If you were to Google the word forgive, you might find simple definitions such as, “[To] stop feeling angry or resentful toward (someone) for an offence, flaw, or mistake” (Oxford Living Dictionaries). Looks easy enough, right?
But forgiveness is a complicated process—one that may take years or even a lifetime to achieve. It’s not as simple as speaking the magic words, “I forgive you.” Fairy dust won’t miraculously turn anger into flowers.
To truly be able to forgive someone means to hit the reset button, to cut the cord of resentment and begin anew. It does not mean harboring malicious thoughts to be carried around as fodder until the opportune moment to unload presents itself; revenge holds no place in forgiveness.
So, no wonder it’s a terrifying act to consider. Forgiveness is entirely selfless. In order to do it, we have to let go of our ego.
The Need for Forgiveness
Why forgive? There are actions or words that are far too hurtful for some of us to bear. Many people suffer years of abuse—physical and/or emotional. Children and adults alike dwell in wartorn countries, surviving unspeakable acts. Why should victims forgive their trespassers? Don’t perpetrators deserve to suffer for their actions?
Let us, for a moment, consider the work of the Truth and Reconciliation Commission (TRC) in South Africa.
From approximately 1948 to the early 1990s, Apartheid (meaning “separateness” in Afrikaans) was a government enforced mandate of racial segregation. Much like the Segregation within the United States, it was characterized by segregation of public spaces and visible police brutality. Apartheid also institutionally dictated housing and employment opportunities for individuals of color. Moreover, there were deeply disturbing acts of violence, torture, rape, brutality and undocumented disappearances during this time period. Before its dissolution, Apartheid sought to eradicate all individuals who were not of Caucasian race.

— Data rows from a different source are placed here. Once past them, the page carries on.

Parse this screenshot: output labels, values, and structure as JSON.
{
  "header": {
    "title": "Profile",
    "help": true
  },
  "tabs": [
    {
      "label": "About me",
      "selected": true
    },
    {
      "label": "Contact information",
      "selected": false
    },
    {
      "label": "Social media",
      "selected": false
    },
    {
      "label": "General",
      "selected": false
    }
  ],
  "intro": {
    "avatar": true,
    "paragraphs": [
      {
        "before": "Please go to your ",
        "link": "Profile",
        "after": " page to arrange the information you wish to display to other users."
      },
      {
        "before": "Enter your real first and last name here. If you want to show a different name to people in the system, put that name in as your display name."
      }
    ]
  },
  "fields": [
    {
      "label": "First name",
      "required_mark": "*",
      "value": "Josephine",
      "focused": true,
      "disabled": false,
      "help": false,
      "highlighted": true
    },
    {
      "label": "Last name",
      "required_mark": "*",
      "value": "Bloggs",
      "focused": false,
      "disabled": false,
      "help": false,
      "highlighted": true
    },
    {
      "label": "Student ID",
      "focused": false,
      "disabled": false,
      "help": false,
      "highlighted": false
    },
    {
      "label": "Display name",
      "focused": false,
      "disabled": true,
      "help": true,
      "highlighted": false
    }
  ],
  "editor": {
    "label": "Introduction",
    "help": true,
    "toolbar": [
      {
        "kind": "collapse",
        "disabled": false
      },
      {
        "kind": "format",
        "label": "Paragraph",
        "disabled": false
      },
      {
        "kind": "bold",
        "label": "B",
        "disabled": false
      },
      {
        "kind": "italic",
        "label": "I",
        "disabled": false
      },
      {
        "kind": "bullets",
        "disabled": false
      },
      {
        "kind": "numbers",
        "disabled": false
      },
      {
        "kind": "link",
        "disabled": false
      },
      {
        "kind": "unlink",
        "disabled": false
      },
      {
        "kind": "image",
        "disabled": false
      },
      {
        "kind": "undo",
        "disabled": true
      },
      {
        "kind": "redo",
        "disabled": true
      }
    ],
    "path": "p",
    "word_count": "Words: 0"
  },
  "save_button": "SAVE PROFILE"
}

When Apartheid was dismantled in negotiations, circa 1990-1991, brutal violence continued in transition. It wasn’t until 1996 that trial hearings for the acts of Apartheid were held by TRC. What was so radically distinctive about these hearings was the granting of amnesty. If individuals, who committed the most unthinkable acts, were willing to stand before trial, admit their wrongdoings, and listen to the testimonials of those they harmed, they were granted a full pardon.
Nothing in history has been done like this, before or since. Amnesty was granted not because the perpetrators deserved it in a jurisprudential sense, but rather for the purpose of healing the country as a whole. While the trials did not heal South Africa entirely, of course, and it is still a very racially separated country, they did initiate the beginning of a long healing process.
We do not forgive just because the person who has wronged us needs it — we forgive because we need it. Resentment, grudges, anger — these are emotions that will dictate our actions and ruin our lives if we entertain them. Desmond Tutu, one of the core members of TRC once said, “Without forgiveness, there’s no future.”
How to Forgive
Whether you are trying to forgive someone else (or yourself) for hurtful acts, it is important to first remember that we are all human. We all, no matter who we are, make mistakes. Some mistakes may be far greater than others. The bigger the hurt, the more need for compassion.
Consider the words of the Vietnamese Buddhist Monk, Thich Nhat Hanh:
“When another person makes you suffer, it is because he suffers deeply within himself, and his suffering is spilling over. He does not need punishment; he needs help. That’s the message he is sending.”
In other words, people often hurt others out of their own pain. It is important to remember, no matter how egregious the act, that the person who has hurt you is human. That may be a jarring concept to accept, considering the gravity of your predicament, but humans are capable of horrible things.
The flipside of humanity’s capacity for malicious actions is our endless capacity for compassion. When we forgive completely, we set ourselves free from being at the mercy of others; we take our power back. Often, we remove ourselves from toxic people and situations in the act of amnesty.